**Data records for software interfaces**
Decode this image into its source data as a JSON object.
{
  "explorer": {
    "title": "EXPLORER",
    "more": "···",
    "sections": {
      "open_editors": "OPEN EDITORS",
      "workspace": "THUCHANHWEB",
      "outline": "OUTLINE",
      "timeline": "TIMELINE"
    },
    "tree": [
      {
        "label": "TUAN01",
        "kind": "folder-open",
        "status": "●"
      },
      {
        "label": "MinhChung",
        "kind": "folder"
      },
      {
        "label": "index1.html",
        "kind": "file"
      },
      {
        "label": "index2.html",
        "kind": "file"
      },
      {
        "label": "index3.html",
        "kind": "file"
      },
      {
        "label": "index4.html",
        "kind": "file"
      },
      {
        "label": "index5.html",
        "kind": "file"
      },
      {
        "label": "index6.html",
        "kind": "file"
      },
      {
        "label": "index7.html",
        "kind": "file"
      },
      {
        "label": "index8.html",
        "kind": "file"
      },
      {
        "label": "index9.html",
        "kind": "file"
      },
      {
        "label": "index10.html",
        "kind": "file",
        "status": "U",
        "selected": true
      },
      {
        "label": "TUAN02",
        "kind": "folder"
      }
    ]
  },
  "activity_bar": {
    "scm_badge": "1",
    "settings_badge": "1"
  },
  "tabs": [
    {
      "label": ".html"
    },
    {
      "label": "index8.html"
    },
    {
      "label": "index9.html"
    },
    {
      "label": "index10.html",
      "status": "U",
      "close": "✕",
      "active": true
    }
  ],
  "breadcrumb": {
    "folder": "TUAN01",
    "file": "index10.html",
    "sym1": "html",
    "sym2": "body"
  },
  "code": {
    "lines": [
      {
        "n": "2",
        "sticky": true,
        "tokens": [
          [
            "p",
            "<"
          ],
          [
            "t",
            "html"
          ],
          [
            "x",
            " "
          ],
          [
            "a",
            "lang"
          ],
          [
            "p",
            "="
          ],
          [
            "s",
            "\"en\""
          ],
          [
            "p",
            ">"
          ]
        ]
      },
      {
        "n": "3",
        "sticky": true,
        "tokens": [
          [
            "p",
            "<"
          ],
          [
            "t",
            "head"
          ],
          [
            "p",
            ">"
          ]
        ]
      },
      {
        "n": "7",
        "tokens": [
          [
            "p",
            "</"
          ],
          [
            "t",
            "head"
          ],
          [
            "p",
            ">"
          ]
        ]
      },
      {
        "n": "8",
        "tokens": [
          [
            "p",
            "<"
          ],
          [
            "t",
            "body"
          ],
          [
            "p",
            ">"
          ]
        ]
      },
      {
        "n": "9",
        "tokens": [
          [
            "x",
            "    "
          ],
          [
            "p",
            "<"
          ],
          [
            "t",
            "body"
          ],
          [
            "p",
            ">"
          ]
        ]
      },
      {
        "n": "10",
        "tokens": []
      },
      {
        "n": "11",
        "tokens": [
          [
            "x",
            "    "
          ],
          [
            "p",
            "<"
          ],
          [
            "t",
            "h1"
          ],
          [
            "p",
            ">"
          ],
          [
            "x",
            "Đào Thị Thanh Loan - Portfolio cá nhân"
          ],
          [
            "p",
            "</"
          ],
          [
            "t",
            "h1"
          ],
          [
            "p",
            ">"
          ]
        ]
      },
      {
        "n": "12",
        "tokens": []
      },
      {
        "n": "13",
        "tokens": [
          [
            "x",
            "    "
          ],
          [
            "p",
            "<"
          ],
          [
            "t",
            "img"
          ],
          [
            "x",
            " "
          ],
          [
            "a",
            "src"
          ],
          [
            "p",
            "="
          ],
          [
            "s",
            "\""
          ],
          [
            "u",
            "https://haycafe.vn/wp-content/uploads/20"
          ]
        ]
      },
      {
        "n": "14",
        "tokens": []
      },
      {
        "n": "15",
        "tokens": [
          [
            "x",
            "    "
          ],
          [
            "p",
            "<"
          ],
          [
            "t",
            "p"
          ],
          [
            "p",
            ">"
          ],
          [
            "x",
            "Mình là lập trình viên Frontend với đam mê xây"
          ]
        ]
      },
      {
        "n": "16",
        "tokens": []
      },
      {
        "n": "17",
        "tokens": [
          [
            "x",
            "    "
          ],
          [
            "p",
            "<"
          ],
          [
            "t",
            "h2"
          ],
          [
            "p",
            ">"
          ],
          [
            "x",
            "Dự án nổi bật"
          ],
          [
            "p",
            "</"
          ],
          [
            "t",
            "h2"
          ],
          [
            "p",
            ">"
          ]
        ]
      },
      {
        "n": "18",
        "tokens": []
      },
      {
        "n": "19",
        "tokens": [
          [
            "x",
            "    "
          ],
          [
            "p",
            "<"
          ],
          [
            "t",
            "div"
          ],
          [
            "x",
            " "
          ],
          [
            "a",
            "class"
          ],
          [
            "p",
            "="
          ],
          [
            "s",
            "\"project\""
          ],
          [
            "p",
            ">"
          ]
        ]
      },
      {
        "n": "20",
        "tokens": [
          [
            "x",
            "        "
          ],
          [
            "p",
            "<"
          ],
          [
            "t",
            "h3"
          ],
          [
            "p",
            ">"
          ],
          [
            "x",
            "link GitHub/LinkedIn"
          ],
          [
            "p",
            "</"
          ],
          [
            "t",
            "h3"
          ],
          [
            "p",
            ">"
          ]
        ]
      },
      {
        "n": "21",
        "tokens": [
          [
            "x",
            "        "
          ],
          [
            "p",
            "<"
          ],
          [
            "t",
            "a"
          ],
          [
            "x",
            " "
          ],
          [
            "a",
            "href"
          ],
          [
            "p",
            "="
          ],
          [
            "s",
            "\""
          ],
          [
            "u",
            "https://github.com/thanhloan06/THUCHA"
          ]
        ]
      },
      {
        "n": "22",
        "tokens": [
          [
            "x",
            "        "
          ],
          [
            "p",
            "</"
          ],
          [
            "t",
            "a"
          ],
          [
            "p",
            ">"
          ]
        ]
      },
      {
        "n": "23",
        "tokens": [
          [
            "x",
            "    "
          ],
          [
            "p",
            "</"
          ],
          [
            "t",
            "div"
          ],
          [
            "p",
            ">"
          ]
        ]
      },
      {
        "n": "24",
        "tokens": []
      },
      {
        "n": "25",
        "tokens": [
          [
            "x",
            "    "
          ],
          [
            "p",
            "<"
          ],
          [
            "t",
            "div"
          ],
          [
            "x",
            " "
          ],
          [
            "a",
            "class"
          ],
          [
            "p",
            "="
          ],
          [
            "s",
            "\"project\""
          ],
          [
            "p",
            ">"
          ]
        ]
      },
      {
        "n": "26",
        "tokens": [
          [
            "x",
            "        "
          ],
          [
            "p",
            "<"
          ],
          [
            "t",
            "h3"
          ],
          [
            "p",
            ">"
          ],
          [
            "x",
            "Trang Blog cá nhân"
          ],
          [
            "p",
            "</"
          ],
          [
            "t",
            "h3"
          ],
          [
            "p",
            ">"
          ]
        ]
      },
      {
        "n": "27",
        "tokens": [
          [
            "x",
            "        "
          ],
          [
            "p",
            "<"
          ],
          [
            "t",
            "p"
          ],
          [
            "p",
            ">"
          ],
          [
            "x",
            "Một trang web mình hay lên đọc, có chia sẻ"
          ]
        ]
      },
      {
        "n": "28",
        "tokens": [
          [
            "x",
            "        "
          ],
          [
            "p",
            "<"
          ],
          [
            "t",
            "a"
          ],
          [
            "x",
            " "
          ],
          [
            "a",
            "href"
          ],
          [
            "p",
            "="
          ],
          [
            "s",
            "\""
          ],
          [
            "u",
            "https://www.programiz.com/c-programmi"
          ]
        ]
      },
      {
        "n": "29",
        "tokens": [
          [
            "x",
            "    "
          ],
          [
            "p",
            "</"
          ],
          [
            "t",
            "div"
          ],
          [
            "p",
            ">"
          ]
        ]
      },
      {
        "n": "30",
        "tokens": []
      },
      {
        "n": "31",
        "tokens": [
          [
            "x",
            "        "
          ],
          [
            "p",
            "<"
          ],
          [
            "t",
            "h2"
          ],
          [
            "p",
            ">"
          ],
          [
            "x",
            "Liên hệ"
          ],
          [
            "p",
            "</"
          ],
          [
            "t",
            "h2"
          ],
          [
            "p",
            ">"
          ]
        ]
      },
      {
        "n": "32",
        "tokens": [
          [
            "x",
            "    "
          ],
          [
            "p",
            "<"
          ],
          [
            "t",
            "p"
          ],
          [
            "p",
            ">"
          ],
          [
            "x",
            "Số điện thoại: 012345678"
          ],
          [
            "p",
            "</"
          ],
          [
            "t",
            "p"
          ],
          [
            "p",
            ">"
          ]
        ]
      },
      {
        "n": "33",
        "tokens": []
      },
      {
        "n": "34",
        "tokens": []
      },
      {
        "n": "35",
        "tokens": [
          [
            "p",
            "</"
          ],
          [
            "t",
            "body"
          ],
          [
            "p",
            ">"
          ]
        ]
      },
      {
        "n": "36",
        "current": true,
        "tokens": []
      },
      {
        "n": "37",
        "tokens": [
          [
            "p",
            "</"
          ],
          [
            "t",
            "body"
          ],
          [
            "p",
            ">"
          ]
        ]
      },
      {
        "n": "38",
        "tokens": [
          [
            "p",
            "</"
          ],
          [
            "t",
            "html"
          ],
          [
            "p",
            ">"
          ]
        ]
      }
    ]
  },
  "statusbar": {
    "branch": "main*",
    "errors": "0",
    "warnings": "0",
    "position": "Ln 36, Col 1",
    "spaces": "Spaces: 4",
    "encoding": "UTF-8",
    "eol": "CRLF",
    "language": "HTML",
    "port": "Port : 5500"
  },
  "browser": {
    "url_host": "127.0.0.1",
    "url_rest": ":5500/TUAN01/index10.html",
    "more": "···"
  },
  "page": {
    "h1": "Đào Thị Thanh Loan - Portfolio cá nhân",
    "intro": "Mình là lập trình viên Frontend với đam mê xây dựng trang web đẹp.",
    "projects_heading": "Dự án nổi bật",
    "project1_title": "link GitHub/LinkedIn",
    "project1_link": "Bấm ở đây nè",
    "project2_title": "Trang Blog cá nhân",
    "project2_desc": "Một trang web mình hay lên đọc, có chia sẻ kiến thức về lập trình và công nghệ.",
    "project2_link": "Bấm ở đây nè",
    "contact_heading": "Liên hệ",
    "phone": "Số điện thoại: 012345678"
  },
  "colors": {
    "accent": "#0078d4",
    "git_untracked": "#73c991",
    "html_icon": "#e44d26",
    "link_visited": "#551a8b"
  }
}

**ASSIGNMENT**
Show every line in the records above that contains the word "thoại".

**EXERCISE RESULT**
            "Số điện thoại: 012345678"
    "phone": "Số điện thoại: 012345678"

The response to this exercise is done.